APEC, then, is part of a 'world series' - a security spectacle than encompasses G8 summits, Olympics, World Cups etc. Each event, as Graham describes, is “set up and policed by cosmopolitan roaming armies of specialists”.
Let us now follow the circuit to Sydney's APEC summit. Here we find, prior to APEC, sporting metaphors running rampant. The Daily Telegraph delighted in the mise en scene of APEC training drills taking place at the Mount Panorama motor racing course. Like a riotous Top Gear segment, there were burning cars; and in the photo gallery, 3 of 8 shots seemed to flash back to images of Glasgow airport's burning jeep.
The newspaper went to great lengths to extend the sporting analogy that extra yard. The cops were labeled as the “Dog Squad” as a tribute to their attendance at a Rugby League match. As we read here:
Unruly fans at tonight's Bulldogs-Eels blockbuster will risk an up close and personal preview of the police riot squad's tactics for this month's APEC summit.
In the blurring of these lines between simulation and reality, is it possible that APEC needs a fix of small doses of violence? At the recent North American leaders' summit in Montebello, Quebec, protesters exposed a group of police 'agents provocateurs' trying to incite violence. The use of small hand held cameras helps to expose such dirty tricks; and you can see the YouTube video of the incident here. The fake 'protesters' are wearing exactly the same boots that the police arresting them are wearing; the duct tape on the boots is an attempt at 'anarchist chic'.
At Montebello, Naomi Klein noted the use of surveillance as infotainment. Security shut off protest from the leaders. But bizarrely, inside their enclave, they could watch it all live on screen. Camera tents in the crowd also invited people to send a message to the meeting. As Klein says, it was “Big Brother meets, well, Big Brother”.

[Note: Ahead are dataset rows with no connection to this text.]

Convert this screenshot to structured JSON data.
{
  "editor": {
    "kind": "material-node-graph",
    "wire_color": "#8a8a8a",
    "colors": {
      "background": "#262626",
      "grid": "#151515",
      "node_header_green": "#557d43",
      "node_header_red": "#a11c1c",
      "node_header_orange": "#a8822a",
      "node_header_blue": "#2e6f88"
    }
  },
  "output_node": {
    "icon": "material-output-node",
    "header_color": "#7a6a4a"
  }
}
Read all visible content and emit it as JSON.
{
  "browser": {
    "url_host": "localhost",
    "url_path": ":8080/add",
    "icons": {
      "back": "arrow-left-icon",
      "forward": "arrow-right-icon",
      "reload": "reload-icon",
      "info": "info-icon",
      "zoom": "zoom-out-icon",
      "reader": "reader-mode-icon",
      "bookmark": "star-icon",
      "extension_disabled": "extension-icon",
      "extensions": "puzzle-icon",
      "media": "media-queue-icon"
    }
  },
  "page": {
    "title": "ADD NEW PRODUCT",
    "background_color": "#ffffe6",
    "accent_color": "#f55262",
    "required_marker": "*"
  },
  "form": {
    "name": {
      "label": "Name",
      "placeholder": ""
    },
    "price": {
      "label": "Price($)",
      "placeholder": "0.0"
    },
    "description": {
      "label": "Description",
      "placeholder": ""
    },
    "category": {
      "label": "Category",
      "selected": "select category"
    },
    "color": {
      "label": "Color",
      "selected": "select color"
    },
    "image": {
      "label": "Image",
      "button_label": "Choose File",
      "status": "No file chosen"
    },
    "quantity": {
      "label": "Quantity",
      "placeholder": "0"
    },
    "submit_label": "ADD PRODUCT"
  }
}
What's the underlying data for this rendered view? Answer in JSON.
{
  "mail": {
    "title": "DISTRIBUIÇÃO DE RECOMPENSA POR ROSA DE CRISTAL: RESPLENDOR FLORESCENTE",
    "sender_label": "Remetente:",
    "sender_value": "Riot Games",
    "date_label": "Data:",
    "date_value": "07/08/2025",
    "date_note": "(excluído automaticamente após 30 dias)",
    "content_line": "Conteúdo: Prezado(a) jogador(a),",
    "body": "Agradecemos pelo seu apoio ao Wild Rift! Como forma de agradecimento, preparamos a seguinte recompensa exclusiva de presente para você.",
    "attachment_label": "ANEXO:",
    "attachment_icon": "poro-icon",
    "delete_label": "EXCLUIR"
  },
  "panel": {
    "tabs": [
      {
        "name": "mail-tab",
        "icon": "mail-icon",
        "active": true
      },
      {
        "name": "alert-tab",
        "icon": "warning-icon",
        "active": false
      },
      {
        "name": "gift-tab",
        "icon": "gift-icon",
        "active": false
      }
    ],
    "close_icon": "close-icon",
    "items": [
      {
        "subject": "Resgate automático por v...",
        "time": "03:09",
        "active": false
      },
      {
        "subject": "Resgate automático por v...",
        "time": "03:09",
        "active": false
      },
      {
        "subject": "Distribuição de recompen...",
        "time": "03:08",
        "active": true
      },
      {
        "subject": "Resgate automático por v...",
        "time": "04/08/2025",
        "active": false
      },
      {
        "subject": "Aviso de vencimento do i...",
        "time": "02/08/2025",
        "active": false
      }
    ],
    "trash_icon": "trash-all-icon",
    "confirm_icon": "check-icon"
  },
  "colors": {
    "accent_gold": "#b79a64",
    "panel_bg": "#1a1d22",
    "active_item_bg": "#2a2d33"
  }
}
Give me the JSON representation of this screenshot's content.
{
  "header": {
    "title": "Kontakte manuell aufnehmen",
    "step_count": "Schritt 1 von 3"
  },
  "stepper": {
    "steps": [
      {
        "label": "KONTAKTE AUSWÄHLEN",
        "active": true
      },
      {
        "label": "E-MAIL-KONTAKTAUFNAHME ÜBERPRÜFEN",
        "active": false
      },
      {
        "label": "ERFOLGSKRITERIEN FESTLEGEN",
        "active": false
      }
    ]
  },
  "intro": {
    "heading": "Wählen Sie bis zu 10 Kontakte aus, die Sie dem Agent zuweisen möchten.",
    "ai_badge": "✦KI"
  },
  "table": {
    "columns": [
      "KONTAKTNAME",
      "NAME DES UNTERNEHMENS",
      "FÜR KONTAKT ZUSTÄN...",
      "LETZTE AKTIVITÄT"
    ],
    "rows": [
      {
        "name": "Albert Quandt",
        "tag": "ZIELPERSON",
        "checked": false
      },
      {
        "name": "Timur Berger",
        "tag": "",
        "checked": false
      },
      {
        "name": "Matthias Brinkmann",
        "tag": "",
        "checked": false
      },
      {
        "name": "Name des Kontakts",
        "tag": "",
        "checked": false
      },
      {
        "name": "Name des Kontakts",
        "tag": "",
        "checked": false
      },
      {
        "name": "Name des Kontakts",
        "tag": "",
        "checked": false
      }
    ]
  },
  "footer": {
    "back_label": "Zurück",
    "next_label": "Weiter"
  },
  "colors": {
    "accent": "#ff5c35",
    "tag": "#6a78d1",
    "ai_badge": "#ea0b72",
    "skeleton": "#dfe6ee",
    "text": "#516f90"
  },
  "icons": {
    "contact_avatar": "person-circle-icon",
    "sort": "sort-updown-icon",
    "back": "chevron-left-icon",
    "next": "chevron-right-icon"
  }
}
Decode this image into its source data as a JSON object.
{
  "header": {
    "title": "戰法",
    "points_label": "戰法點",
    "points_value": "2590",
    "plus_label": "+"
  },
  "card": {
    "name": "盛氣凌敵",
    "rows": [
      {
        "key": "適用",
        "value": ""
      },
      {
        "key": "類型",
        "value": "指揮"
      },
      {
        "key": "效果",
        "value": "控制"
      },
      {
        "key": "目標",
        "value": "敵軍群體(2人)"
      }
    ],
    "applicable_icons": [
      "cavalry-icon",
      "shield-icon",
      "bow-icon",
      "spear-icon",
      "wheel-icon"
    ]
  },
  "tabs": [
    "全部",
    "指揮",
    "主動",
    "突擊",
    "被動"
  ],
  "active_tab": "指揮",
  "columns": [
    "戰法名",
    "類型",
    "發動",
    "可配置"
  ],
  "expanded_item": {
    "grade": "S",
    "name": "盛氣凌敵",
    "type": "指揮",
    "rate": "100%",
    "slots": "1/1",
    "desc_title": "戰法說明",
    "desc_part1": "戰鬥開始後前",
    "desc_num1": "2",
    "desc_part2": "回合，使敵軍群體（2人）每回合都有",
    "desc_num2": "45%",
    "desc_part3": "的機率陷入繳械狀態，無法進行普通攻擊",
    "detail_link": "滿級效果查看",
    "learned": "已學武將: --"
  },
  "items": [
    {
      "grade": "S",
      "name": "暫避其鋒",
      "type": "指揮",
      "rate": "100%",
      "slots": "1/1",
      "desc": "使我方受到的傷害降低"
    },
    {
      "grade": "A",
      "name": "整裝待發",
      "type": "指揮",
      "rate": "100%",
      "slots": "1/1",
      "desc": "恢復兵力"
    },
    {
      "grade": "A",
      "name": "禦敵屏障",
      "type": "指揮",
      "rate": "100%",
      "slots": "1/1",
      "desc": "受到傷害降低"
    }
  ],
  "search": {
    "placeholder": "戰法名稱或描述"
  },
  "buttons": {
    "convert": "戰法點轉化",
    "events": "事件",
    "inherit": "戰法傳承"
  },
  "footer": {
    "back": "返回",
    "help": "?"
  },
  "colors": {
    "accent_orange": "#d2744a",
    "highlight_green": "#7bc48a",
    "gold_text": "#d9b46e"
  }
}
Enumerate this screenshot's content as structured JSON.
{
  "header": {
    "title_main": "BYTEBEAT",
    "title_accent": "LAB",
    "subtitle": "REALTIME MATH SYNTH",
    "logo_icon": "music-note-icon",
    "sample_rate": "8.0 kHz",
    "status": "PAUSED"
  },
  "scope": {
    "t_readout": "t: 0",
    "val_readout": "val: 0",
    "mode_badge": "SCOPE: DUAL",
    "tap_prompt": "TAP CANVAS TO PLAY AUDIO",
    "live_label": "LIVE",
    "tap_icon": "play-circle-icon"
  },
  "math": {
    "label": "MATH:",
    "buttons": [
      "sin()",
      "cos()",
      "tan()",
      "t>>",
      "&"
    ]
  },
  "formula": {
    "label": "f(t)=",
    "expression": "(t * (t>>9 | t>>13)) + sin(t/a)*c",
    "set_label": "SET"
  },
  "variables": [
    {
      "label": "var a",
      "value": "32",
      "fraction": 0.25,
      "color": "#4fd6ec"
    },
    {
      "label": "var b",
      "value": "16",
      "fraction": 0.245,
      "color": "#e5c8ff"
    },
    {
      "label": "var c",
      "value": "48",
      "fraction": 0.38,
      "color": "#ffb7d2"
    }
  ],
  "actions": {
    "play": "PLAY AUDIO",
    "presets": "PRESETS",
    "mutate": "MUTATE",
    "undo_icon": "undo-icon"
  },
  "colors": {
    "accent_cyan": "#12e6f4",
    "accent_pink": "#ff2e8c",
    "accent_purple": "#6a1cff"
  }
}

Images like these can be instantly loaded to the network. Such networks - news, social media or surveillance - all compete for the best shots from the closest angle. Do they compete? Or are the pictures all complicit? And while we watch the evening news - or YouTube - does our consumption of these images imply consent for what might take place? By watching, we make no distinction between ways and means. Surveillance is just another face of Facebook. Just more file sharing.
As we see from the marginalisation of genuine protest, the city has become a stage set for projecting out media product. Instead, it needs to be a living space enlivened by the flow of people through it. By effective measure, we need to reclaim the public space under our feet.
As a community, are there any positive actions we may take part in to reclaim our ground?
The solution, I believe, is to plan, legislate and gazette zones and corridors of public access. These would be equivalent to national parks or heritage sites. After what has been the greening of the streets, we must act to protect the modern face of the city. In this respect, we need to uphold the concept of the cosmopolitan, open city. In this popular urbanism, meetings, market stalls and art spaces would be accessible and welcoming for all. And they would remain so without exception.
 We can define the term MOUT as all military actions that are planned and conducted on a terrain where man made construction affects the tactical options available to the commander.
Posts by Bryan Finoki at Subtopia and Geoff Manaugh at BLDGBLOG help us track this theme. To know what it must attack, the US military turns urban sprawl into simulation models. Thus, by 2010, the US plans to have over sixty MOUT training zones around the world. One such place is the Zussman Village at Fort Knox, Kentucky. It has a 30-acre quasi-city where soldiers learn to attack districts built in Military Arabesque style.